Published by Random House Publishing Group on April 28, 2020
Genres: Social Science, Poverty & Homelessness, Political Science, Public Policy, Social Services & Welfare, Sociology, Urban
A NEW YORK TIMES NOTABLE BOOK • From an award-winning journalist, a poignant and gripping immersion in the life of a young, homeless single mother amid her quest to find stability and shelter in the richest city in AmericaLONGLISTED FOR THE PEN/JEAN STEIN BOOK AWARD • “A lesson for us all, and a testament to the bigness of the small story, to the power of intimate narratives to speak to something much larger.”—The New York Times
Camila is twenty-two years old and a new mother. She has no family to rely on, no partner, and no home. Despite her intelligence and determination, the odds are firmly stacked against her. In this extraordinary work of literary reportage, Lauren Sandler chronicles a year in Camila’s life—from the birth of her son to his first birthday—as she navigates the labyrinth of poverty and homelessness in New York City. In her attempts to secure a safe place to raise her son and find a measure of freedom in her life, Camila copes with dashed dreams, failed relationships, the desolation of abandonment, and miles of red tape with grit, humor, and uncanny resilience.

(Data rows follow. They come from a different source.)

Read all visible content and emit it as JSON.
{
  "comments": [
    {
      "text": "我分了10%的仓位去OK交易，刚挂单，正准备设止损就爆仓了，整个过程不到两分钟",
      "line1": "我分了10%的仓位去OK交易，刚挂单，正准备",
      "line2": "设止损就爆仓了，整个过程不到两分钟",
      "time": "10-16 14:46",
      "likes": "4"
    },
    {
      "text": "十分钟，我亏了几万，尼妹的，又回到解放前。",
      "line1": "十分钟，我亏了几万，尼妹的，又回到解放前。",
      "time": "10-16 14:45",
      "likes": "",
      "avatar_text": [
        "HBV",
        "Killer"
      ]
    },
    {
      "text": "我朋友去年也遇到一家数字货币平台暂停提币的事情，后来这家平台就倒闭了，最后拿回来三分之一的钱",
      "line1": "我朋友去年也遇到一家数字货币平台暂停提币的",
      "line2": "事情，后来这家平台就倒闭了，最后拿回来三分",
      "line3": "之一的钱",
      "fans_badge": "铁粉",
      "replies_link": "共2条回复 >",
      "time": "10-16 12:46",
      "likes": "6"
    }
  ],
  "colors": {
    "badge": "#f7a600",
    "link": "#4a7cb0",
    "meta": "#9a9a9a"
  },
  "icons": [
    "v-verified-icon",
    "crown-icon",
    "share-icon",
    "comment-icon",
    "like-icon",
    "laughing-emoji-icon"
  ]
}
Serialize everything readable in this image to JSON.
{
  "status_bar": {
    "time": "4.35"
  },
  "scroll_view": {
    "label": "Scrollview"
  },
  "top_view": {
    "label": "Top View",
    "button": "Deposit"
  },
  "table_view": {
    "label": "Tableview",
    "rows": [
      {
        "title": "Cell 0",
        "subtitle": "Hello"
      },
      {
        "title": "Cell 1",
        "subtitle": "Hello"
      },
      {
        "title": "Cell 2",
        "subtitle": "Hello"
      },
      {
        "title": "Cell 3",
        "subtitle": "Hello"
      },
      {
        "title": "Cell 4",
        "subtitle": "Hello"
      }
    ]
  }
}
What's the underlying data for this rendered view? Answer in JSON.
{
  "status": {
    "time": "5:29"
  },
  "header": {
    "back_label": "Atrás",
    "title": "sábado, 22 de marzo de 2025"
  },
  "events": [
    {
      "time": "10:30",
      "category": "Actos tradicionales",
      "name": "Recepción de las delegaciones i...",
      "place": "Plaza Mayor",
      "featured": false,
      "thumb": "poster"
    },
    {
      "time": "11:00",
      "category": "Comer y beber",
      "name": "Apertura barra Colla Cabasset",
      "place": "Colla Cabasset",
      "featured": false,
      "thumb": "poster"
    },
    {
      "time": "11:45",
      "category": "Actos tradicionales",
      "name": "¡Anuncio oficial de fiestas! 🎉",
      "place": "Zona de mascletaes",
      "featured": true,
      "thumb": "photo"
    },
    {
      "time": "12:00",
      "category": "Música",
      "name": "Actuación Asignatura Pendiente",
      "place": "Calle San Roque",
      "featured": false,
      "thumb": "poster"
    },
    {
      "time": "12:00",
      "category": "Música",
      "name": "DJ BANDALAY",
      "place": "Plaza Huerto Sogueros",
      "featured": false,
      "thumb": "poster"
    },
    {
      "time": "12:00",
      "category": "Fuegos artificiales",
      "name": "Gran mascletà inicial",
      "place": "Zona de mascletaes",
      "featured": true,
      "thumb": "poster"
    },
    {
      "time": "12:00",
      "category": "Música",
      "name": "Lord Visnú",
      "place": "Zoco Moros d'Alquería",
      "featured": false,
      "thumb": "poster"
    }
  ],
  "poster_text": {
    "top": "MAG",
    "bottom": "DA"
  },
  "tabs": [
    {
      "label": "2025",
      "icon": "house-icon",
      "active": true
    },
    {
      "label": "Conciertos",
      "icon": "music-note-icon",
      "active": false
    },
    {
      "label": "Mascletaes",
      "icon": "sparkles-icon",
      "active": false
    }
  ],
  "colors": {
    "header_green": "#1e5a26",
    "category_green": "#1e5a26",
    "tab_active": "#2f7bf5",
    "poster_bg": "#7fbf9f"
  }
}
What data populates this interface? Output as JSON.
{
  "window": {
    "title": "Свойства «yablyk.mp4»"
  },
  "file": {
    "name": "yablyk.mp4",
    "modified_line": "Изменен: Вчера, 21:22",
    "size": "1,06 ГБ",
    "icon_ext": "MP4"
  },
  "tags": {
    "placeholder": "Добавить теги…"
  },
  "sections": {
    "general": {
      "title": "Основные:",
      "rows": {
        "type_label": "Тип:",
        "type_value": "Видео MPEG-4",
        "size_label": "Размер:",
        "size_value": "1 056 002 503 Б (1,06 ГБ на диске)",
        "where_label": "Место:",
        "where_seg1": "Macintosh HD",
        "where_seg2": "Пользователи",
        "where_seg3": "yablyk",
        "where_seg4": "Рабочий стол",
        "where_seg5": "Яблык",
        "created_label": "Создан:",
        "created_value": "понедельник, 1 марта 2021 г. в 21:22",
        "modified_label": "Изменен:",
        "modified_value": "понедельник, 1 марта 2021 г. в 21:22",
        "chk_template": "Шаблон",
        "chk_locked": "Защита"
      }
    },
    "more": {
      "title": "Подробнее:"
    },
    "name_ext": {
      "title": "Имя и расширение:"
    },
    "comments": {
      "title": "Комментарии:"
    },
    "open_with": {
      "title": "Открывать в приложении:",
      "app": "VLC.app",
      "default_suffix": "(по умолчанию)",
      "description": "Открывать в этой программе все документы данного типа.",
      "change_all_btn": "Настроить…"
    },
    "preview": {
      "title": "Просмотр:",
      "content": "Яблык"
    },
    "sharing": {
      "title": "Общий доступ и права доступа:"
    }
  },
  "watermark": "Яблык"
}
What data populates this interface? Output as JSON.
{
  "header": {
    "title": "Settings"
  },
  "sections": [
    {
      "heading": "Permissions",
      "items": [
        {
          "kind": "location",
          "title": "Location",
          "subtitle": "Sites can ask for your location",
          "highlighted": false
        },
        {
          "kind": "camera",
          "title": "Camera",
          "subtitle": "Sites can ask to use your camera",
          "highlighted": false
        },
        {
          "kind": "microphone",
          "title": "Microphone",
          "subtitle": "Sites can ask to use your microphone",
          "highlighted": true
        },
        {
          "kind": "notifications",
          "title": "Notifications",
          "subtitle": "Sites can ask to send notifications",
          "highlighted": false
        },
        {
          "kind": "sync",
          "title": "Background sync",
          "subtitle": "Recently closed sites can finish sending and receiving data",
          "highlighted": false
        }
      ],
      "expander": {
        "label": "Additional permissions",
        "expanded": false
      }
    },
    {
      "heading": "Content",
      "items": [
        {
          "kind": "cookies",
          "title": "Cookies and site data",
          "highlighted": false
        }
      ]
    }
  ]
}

Every day, more than forty-five million Americans attempt to survive below the poverty line. Every night, nearly sixty thousand people sleep in New York City-run shelters, 40 percent of them children. In This Is All I Got, Sandler brings this deeply personal issue to life, vividly depicting one woman's hope and despair and her steadfast determination to change her life despite the myriad setbacks she encounters.
This Is All I Got is a rare feat of reporting and a dramatic story of survival. Sandler’s candid and revealing account also exposes the murky boundaries between a journalist and her subject when it becomes impossible to remain a dispassionate observer. She has written a powerful and unforgettable indictment of a system that is often indifferent to the needs of those it serves, and that sometimes seems designed to fail.
Praise for This Is All I Got
“A rich, sociologically valuable work that’s more gripping, and more devastating, than fiction.”—Booklist
“Vivid, heartbreaking. . . . Readers will be moved by this harrowing and impassioned call for change.”—Publishers Weekly
“A closely observed chronicle . . . Sandler displays her journalistic talent by unerringly presenting this dire situation. . . . An impressive blend of dispassionate reporting, pungent condemnation of public welfare, and gritty humanity.”—Kirkus Reviews
As I wrote in my last post, I’m going back through my lost reviews and pulling from my Goodreads and limited remaining posts that are currently somewhere floating around on the internet and stuck in some weird in-between on my WordPress. This week, I’m trying to post reviews from the four books I won from Goodreads giveaways in 2020: More than Words by Jill Santopolo; This is All I Got by Lauren Sandler; Josephus by B. Michael Antler; and the AMAZING Sherlock retelling – Angel of the Crows by Katherine Addison.
My confusing review of This is All I Got pulled from my Goodreads:
Okay, I’ve got no idea how I truly feel about this book. I won it a while ago in a GR Giveaway and finally got the chance to read it. I found it entertaining. I enjoy Sandler’s writing. But upon finishing it, I felt a bit icky. I was a single mother, barely getting by, at the age of 19. I received public assistance to cover daycare costs while I worked and attended school. I even found myself in the situation of making “too much” and losing childcare assistance, which meant I literally couldn’t afford to work. So I saw a lot of my past self in these pages. I identified with Camilla and it’s part of what pulled me into her story.
What felt wrong to me though, is that there is no story without Camila, but Camilla gained nothing by letting her story be told. It just feels like she was used and my heart hurts for her.
So yeah, just not sure about this one.
What about you? Have you read This is All I Got?
Have any thoughts about how and should a subject be compensated in a situation like this?
Let’s talk. Leave a comment below!